--- Task requirements ---
Restate word for word the section of the entries that opens at the line containing "What data populates" and closes at the line containing "Read all visible", both lines kept, pictures dropped.

--- Supplied material ---
=== Begin Enclosure ===

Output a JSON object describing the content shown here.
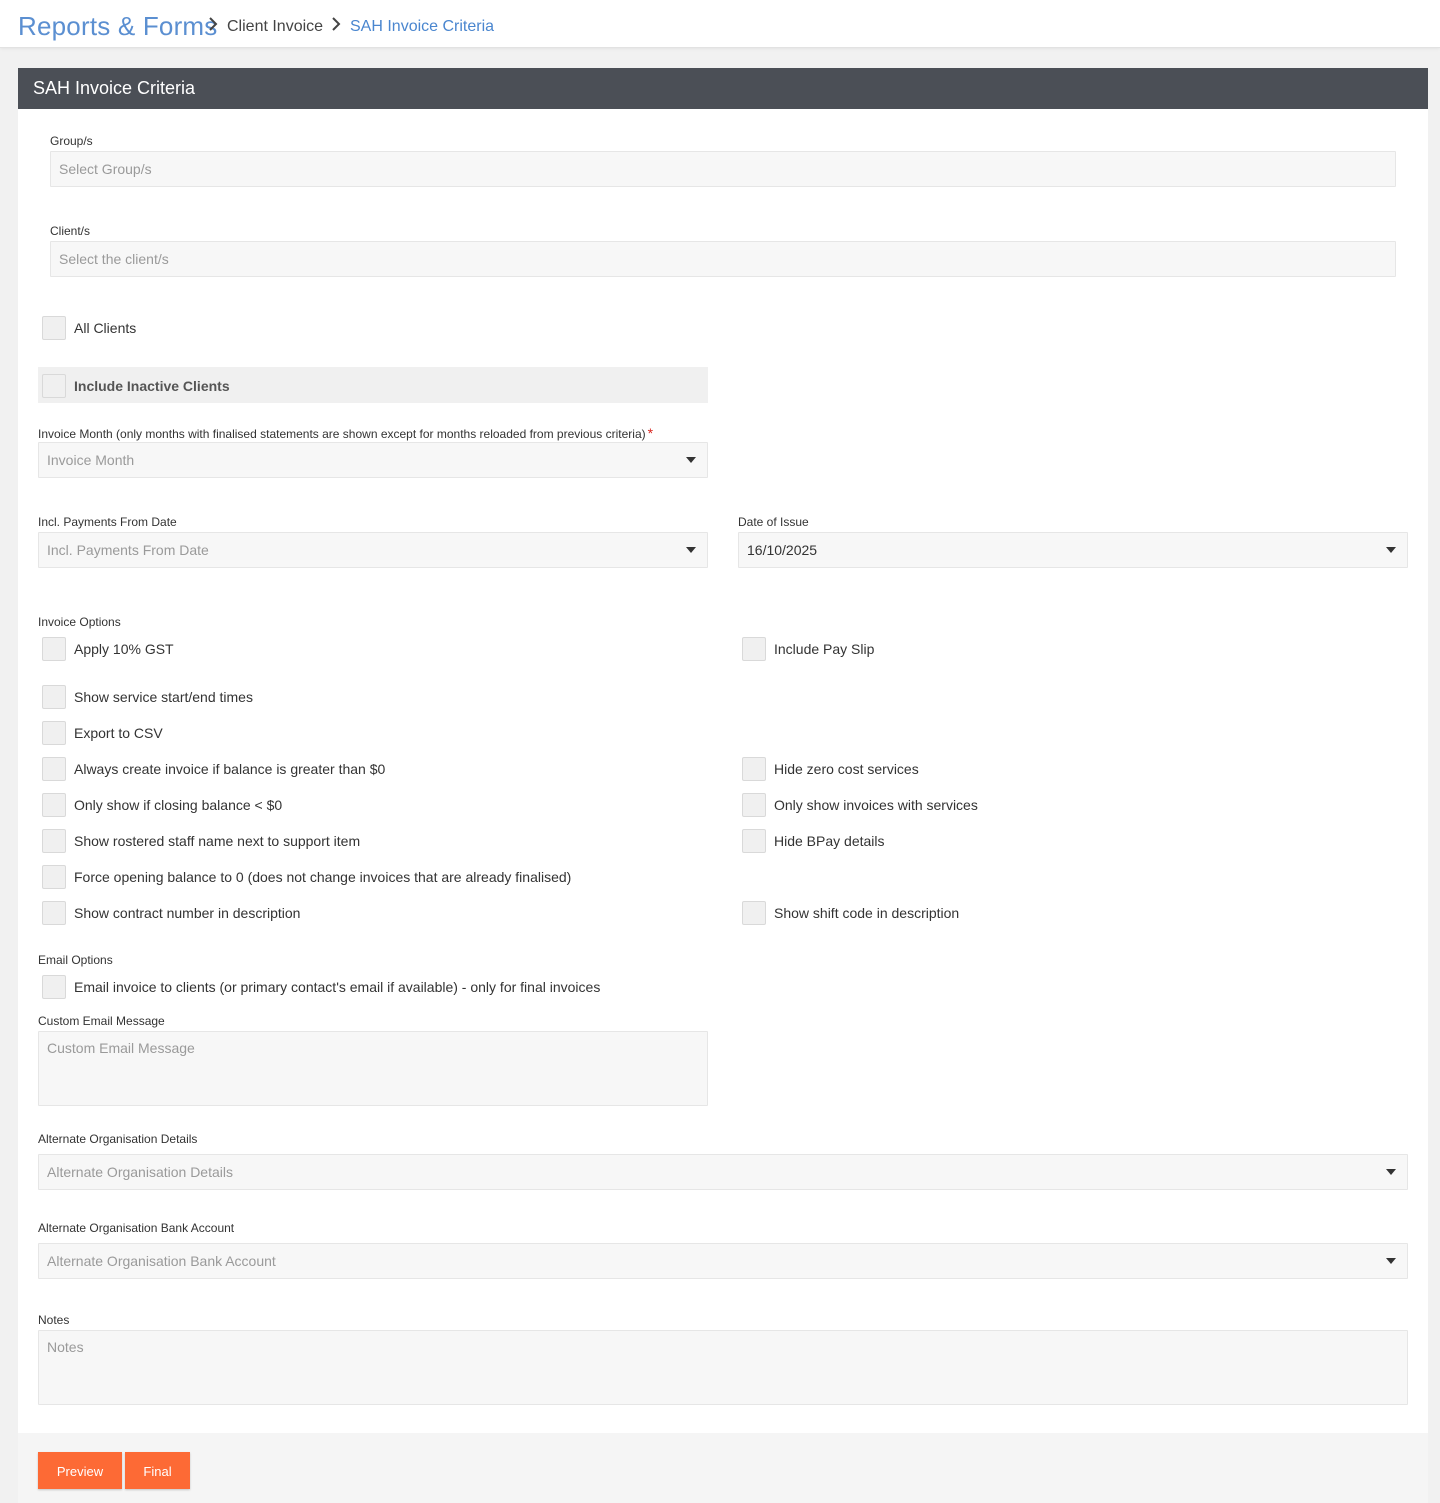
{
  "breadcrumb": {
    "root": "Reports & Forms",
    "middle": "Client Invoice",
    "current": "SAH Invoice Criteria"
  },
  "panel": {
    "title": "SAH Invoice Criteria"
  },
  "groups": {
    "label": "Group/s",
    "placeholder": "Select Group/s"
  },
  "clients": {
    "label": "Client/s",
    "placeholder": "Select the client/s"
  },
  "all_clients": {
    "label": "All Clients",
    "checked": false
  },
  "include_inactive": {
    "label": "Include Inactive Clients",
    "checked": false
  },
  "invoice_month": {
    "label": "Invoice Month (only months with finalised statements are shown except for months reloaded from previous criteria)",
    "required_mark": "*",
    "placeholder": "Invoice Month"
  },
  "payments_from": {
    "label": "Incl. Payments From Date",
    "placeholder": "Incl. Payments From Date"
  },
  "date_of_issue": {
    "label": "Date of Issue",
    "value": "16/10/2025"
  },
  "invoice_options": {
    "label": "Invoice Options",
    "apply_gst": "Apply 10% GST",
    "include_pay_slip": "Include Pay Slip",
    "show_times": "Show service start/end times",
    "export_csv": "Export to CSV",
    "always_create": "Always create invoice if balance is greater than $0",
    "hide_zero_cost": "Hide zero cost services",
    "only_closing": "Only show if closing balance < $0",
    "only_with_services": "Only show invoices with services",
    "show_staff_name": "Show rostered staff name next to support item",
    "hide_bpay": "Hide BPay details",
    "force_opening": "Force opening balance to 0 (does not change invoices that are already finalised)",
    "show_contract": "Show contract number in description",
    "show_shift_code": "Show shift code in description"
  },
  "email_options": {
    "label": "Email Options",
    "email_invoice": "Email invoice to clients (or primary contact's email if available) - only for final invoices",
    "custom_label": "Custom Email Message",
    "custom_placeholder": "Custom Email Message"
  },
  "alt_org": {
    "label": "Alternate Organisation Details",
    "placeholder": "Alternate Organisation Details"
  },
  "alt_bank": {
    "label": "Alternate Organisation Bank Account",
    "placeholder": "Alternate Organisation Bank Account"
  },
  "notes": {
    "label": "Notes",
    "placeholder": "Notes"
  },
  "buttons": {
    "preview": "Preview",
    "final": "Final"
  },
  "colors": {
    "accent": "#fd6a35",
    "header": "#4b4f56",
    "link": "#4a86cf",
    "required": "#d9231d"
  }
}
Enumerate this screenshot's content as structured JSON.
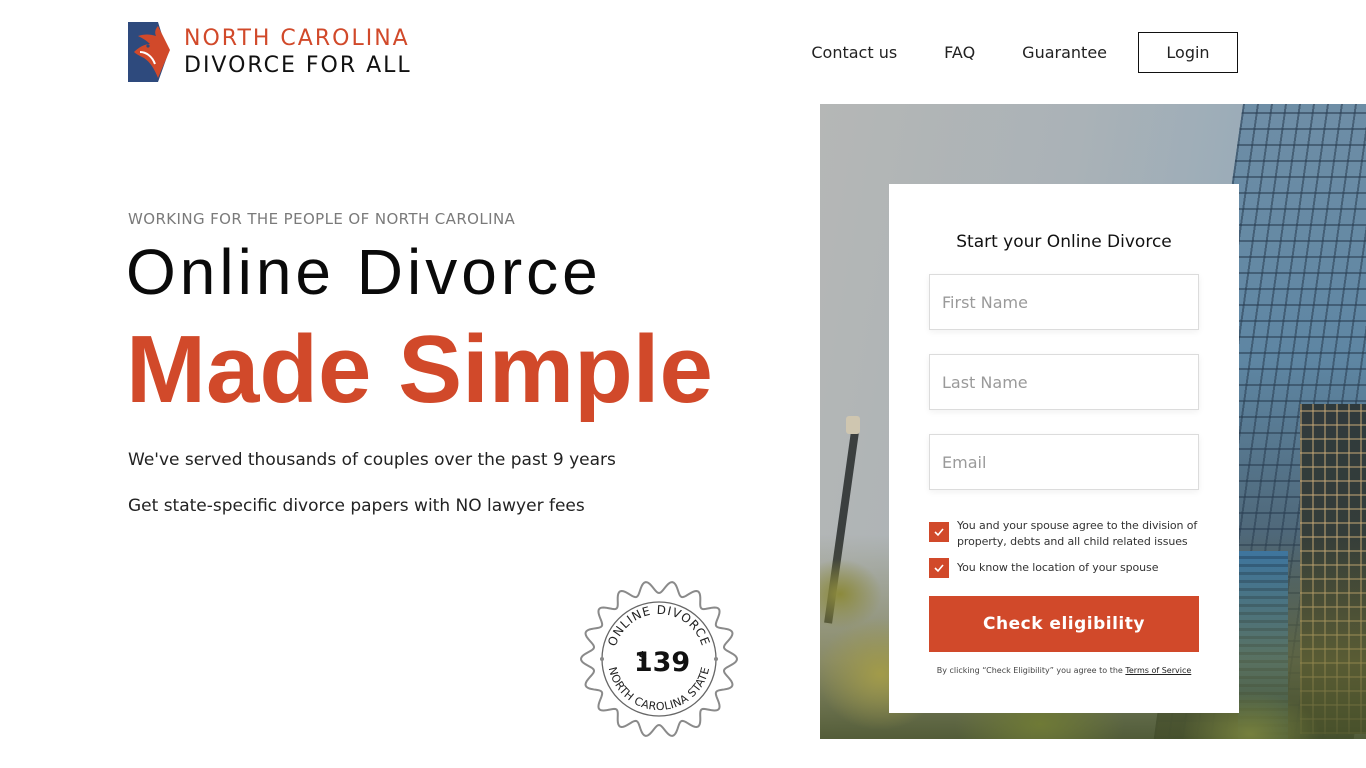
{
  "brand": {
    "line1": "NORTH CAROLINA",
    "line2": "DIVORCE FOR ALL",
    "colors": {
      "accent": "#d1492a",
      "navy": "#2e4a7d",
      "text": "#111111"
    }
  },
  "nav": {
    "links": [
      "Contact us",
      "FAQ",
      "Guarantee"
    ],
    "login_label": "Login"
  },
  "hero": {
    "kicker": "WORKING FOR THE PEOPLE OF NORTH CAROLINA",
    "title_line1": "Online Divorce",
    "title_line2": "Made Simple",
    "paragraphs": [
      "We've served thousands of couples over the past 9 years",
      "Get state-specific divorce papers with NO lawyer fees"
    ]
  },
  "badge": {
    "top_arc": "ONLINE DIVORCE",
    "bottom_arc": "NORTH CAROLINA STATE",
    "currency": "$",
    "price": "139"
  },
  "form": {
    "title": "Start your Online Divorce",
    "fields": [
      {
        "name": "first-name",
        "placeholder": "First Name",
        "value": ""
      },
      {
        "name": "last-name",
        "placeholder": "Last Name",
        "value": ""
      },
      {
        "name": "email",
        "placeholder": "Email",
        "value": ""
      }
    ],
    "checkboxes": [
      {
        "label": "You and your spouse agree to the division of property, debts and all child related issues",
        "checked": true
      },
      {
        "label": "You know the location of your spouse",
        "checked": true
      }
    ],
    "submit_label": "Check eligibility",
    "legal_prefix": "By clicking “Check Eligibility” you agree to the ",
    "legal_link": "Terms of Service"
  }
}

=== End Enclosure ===
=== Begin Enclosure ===

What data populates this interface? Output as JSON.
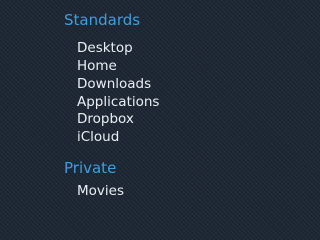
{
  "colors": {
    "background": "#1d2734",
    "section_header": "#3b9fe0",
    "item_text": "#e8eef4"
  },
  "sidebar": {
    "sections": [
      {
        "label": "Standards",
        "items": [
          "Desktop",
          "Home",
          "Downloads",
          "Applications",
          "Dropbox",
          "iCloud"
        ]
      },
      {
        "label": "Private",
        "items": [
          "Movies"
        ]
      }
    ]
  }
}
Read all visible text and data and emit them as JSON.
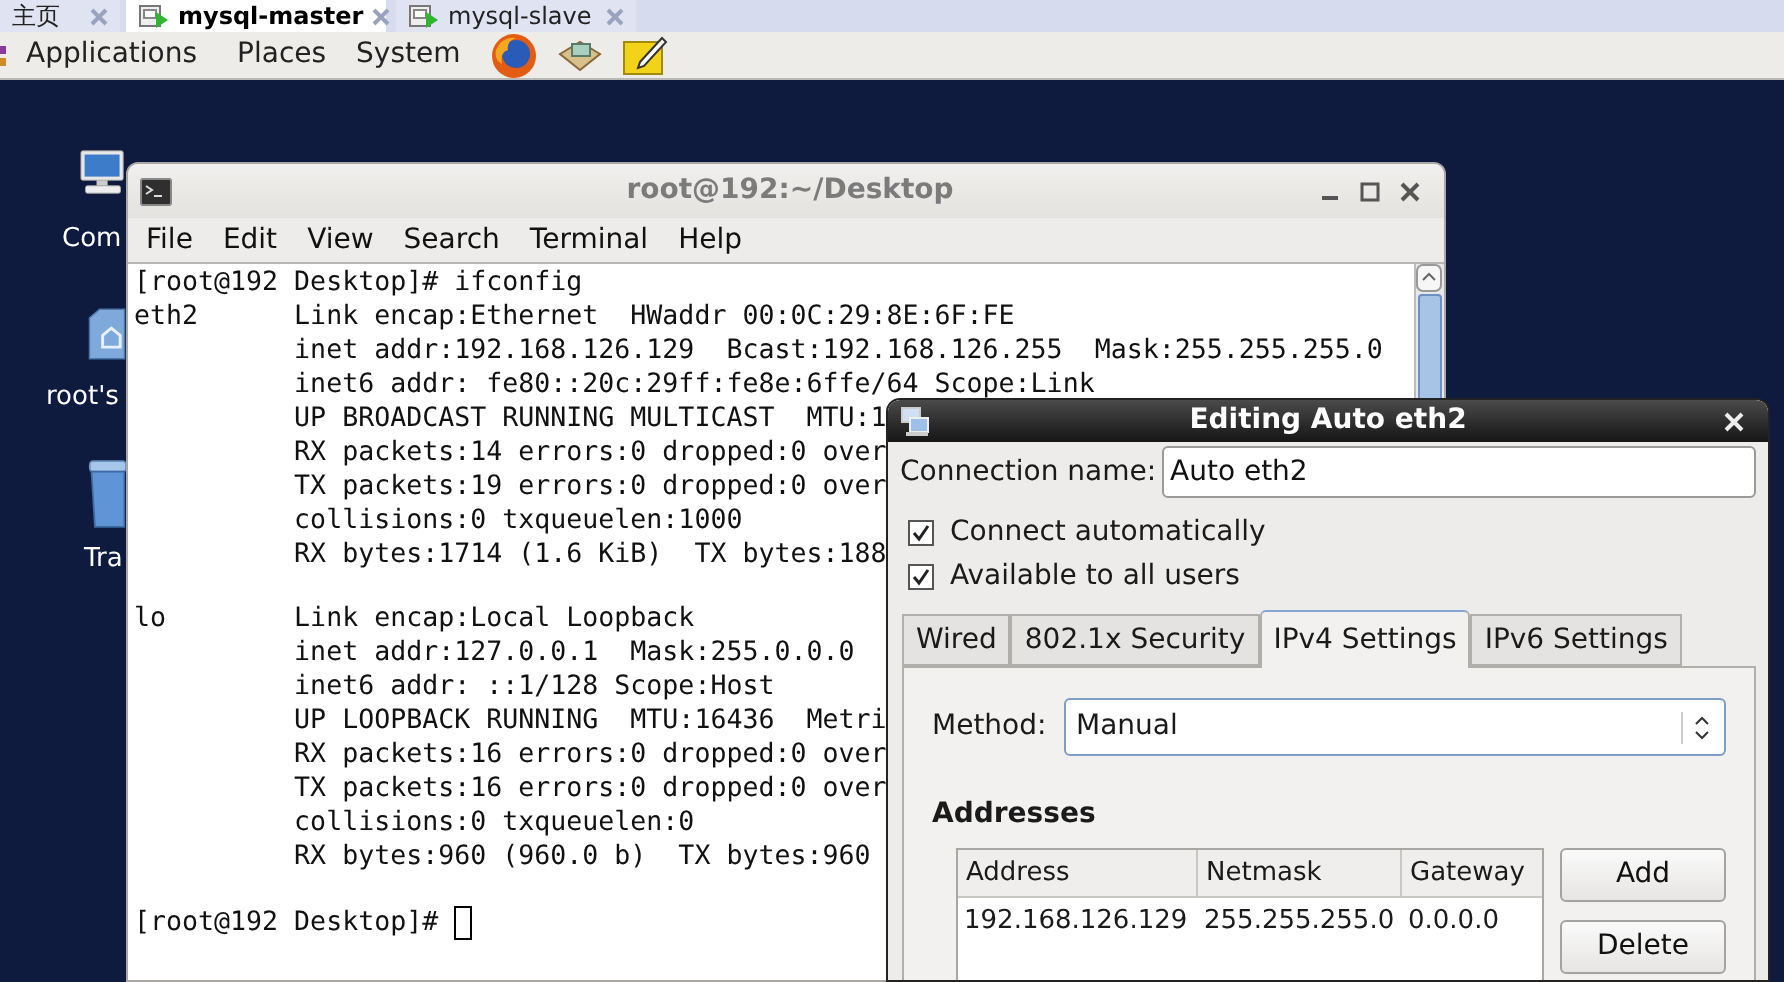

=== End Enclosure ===
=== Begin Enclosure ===

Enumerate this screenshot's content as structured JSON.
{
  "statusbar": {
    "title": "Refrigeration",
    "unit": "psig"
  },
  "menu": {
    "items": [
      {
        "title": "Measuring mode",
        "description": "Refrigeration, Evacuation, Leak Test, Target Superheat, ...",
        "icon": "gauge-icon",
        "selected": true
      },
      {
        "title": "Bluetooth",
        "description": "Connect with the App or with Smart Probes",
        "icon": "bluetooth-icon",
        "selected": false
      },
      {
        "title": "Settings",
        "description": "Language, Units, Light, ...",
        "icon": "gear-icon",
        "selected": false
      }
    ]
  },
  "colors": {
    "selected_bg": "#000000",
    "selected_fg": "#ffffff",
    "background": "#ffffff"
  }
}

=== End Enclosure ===

--- The answer ---
What data populates this interface? Output as JSON.
{
  "colors": {
    "background": "#1d2734",
    "section_header": "#3b9fe0",
    "item_text": "#e8eef4"
  },
  "sidebar": {
    "sections": [
      {
        "label": "Standards",
        "items": [
          "Desktop",
          "Home",
          "Downloads",
          "Applications",
          "Dropbox",
          "iCloud"
        ]
      },
      {
        "label": "Private",
        "items": [
          "Movies"
        ]
      }
    ]
  }
}
Read all visible text and data and emit them as JSON.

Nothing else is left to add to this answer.